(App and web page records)
···

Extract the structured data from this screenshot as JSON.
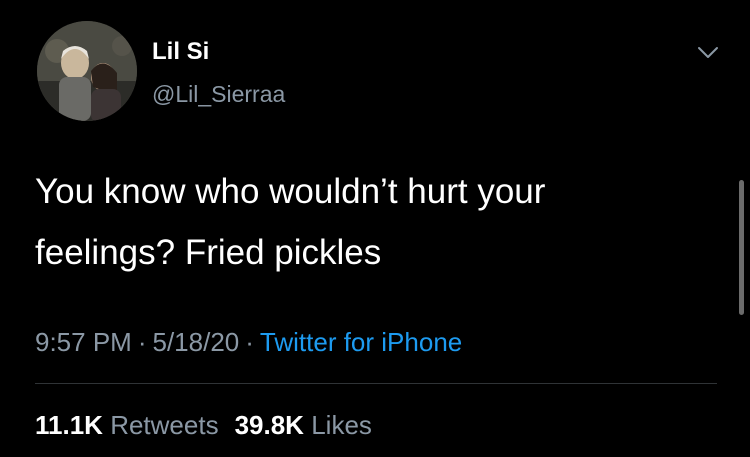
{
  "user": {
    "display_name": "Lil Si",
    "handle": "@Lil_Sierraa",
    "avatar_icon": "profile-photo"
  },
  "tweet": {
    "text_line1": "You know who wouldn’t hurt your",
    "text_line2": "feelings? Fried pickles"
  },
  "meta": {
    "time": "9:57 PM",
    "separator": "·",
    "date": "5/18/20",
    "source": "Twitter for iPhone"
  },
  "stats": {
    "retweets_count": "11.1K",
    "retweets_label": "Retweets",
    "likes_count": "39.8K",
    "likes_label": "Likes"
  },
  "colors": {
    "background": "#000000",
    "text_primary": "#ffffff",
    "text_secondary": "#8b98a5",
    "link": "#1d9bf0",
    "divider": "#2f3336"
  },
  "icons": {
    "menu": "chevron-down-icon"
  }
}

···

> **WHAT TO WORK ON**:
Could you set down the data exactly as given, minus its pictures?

> **PROBLEM SOLUTION**:
Extract the structured data from this screenshot as JSON.
{
  "user": {
    "display_name": "Lil Si",
    "handle": "@Lil_Sierraa",
    "avatar_icon": "profile-photo"
  },
  "tweet": {
    "text_line1": "You know who wouldn’t hurt your",
    "text_line2": "feelings? Fried pickles"
  },
  "meta": {
    "time": "9:57 PM",
    "separator": "·",
    "date": "5/18/20",
    "source": "Twitter for iPhone"
  },
  "stats": {
    "retweets_count": "11.1K",
    "retweets_label": "Retweets",
    "likes_count": "39.8K",
    "likes_label": "Likes"
  },
  "colors": {
    "background": "#000000",
    "text_primary": "#ffffff",
    "text_secondary": "#8b98a5",
    "link": "#1d9bf0",
    "divider": "#2f3336"
  },
  "icons": {
    "menu": "chevron-down-icon"
  }
}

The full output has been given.